START Provided records

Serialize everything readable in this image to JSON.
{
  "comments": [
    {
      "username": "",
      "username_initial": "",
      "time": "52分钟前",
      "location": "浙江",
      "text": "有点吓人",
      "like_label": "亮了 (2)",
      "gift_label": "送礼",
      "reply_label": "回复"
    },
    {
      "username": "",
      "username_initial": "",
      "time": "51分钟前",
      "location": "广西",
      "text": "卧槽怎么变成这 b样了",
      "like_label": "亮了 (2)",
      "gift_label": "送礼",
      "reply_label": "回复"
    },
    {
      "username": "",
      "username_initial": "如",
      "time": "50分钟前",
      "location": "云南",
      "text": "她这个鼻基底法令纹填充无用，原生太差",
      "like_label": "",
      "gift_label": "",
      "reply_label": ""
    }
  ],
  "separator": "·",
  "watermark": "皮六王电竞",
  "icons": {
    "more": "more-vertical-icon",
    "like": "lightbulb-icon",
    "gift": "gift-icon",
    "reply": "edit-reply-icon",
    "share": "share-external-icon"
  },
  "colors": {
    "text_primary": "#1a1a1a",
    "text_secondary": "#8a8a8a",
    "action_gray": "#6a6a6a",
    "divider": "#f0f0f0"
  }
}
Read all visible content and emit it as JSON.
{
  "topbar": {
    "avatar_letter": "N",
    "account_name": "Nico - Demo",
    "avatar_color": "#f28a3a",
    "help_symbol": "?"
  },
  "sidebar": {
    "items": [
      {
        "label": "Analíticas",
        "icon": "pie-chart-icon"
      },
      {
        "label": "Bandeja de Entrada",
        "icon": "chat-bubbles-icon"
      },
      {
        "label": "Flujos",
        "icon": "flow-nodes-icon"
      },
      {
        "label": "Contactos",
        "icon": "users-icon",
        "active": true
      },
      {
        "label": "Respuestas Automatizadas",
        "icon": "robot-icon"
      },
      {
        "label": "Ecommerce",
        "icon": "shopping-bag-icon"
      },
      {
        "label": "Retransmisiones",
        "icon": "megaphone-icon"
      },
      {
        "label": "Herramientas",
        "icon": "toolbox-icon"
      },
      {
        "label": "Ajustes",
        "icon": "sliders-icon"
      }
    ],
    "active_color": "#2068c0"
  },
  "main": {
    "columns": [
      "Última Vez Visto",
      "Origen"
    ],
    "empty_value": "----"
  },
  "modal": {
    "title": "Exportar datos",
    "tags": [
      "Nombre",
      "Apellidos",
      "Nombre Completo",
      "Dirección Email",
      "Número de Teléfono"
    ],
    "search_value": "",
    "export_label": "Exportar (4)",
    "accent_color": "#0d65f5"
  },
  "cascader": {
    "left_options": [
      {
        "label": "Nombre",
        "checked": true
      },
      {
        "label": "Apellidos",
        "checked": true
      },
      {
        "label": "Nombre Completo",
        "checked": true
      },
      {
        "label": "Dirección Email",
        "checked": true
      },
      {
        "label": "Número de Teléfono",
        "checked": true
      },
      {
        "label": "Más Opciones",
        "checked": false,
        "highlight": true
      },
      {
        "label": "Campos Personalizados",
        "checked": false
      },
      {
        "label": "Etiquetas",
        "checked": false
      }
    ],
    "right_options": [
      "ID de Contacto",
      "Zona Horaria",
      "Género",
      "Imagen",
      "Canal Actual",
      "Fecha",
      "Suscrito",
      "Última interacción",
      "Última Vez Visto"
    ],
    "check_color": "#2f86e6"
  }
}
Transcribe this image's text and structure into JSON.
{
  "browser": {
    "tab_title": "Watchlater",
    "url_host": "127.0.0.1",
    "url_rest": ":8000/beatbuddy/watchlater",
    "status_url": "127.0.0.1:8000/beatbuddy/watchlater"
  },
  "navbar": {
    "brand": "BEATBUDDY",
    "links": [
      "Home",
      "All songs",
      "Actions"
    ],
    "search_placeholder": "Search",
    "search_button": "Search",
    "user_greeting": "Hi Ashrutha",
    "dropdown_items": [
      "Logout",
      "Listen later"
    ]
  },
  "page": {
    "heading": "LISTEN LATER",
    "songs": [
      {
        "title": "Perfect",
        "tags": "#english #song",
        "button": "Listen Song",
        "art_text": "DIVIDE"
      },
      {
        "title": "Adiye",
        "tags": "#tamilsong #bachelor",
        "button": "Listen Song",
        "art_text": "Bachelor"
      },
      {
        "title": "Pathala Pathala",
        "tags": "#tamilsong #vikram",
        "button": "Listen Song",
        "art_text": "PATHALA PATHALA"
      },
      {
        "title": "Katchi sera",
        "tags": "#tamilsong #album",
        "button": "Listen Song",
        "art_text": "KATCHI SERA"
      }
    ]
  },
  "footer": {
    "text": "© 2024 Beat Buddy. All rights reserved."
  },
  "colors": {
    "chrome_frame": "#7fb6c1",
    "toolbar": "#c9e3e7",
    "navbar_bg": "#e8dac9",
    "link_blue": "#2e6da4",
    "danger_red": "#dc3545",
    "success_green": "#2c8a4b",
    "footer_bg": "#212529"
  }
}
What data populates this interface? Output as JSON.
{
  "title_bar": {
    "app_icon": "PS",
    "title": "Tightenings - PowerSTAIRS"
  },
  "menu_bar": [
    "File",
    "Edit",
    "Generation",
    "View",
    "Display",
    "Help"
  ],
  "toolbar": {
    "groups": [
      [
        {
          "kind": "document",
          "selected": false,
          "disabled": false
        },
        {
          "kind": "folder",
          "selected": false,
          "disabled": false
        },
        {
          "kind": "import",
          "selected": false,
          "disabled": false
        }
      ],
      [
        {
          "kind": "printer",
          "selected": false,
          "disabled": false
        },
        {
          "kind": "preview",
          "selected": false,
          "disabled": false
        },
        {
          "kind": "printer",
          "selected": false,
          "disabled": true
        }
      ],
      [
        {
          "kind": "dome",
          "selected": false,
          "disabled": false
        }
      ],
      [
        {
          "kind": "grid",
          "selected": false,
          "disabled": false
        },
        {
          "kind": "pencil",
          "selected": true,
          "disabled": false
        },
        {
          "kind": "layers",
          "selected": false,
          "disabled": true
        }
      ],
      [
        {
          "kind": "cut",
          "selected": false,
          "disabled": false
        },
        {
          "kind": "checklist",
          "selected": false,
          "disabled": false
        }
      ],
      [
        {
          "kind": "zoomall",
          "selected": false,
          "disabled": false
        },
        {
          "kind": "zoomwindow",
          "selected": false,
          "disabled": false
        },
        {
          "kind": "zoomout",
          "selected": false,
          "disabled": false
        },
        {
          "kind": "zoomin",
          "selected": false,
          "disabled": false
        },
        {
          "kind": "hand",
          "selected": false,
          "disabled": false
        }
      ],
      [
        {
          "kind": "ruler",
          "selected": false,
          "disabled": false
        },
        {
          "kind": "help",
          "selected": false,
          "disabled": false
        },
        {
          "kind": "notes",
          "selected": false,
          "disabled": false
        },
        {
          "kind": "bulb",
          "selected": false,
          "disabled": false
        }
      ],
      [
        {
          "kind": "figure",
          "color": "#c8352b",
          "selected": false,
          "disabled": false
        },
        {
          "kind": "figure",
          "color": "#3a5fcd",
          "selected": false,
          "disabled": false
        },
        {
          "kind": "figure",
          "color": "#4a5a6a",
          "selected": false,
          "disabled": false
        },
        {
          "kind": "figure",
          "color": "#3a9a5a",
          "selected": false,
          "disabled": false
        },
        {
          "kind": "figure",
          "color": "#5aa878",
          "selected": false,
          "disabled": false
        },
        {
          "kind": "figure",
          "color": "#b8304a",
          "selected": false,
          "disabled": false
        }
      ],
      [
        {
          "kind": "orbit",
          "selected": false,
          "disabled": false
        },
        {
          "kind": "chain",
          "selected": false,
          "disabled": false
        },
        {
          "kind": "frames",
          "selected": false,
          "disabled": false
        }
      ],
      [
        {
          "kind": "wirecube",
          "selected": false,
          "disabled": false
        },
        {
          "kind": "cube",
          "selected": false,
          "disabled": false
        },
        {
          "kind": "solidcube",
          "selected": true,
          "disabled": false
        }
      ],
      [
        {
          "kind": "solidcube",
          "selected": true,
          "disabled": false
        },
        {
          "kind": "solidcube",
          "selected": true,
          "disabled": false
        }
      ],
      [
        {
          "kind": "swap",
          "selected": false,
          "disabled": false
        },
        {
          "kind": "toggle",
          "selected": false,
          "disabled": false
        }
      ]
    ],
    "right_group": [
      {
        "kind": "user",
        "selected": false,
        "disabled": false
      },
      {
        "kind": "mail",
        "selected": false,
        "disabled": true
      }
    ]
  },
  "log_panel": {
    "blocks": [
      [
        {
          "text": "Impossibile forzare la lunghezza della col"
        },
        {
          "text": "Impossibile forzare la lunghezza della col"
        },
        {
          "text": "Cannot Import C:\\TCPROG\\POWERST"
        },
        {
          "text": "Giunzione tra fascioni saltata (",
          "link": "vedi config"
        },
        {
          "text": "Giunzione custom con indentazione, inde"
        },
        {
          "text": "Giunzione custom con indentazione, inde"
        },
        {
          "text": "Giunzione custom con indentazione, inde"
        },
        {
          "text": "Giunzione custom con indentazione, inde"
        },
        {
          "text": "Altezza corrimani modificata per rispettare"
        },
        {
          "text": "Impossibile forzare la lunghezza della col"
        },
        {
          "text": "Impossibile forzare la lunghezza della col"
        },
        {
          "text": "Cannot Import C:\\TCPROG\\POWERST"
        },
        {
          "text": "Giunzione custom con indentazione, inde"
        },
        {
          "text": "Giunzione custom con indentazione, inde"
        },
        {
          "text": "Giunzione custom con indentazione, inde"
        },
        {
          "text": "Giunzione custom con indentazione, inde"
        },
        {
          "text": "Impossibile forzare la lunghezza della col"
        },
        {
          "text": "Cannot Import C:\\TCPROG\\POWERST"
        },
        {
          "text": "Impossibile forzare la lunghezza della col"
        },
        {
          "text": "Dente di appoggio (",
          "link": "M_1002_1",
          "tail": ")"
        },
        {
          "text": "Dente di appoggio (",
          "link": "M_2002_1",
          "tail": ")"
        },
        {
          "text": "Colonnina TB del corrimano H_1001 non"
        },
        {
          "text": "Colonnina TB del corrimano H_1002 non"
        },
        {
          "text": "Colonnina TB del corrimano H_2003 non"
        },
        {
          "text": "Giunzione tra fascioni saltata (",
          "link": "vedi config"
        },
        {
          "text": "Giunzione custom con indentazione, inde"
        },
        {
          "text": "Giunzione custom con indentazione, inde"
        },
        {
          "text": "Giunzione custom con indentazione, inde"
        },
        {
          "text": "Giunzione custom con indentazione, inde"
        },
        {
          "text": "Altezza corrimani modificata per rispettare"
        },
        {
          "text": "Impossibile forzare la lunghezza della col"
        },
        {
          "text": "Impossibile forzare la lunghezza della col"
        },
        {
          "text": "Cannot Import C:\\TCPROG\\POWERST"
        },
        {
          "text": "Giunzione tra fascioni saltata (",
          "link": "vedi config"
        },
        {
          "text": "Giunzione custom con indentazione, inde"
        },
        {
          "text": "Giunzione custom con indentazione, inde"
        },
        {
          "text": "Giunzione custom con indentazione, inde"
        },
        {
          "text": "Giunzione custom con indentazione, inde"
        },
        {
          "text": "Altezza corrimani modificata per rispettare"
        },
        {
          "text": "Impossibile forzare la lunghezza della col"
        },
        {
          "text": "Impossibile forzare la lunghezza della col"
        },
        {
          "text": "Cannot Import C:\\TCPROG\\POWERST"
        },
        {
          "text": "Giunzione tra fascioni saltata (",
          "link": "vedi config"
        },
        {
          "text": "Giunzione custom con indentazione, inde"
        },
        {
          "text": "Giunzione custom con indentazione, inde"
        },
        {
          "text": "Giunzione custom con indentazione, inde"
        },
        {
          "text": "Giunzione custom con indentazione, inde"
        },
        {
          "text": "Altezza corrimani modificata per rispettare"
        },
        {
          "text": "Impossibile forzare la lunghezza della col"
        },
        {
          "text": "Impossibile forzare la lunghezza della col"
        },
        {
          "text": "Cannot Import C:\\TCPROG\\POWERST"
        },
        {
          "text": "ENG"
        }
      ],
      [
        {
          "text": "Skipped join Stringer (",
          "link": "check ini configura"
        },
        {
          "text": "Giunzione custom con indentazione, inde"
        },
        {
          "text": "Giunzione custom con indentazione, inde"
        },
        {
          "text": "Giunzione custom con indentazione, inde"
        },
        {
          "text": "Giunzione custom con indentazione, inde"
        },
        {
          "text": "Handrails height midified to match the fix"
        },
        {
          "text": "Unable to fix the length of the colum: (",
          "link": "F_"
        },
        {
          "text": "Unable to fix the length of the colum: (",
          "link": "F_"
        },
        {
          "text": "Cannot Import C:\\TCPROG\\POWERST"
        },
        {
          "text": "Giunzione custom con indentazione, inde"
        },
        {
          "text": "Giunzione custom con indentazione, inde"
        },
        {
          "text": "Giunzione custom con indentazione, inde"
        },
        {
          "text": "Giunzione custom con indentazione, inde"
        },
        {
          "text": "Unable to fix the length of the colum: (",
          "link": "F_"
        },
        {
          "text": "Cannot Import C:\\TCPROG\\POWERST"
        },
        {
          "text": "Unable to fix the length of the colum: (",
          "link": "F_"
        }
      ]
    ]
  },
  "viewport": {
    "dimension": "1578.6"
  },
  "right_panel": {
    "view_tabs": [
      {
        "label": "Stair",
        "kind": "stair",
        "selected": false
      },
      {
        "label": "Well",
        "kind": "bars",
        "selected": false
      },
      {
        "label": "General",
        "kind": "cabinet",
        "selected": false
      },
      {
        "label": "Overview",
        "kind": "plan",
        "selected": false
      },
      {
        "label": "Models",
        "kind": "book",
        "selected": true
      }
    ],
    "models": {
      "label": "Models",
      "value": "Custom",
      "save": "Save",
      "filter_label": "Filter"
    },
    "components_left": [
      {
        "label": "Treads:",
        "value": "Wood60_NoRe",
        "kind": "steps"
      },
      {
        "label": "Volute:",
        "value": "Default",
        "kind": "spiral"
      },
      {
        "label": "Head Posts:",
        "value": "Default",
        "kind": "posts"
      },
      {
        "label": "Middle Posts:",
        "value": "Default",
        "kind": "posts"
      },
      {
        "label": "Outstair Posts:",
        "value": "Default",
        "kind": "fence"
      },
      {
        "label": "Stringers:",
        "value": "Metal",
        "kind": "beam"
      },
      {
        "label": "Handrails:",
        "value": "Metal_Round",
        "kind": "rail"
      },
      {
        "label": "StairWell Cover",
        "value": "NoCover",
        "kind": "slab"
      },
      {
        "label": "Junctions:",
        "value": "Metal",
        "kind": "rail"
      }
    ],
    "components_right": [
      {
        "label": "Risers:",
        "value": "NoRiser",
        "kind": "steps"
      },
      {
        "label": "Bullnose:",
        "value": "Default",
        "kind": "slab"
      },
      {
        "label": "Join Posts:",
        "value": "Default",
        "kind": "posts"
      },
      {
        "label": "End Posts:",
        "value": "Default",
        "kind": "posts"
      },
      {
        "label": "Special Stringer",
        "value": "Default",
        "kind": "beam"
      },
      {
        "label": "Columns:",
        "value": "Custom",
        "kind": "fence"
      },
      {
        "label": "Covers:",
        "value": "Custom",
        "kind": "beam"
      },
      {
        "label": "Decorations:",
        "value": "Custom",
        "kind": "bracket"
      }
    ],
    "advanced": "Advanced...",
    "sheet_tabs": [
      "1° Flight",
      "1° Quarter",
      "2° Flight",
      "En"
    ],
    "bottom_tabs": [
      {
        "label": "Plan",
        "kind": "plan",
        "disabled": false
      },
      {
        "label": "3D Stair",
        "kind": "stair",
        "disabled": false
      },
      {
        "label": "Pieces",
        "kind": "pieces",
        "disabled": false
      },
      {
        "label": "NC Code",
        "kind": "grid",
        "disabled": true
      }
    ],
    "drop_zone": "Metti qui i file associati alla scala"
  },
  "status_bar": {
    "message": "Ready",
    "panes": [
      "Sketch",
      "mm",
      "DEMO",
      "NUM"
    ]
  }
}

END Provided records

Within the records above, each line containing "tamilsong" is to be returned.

        "tags": "#tamilsong #bachelor",
        "tags": "#tamilsong #vikram",
        "tags": "#tamilsong #album",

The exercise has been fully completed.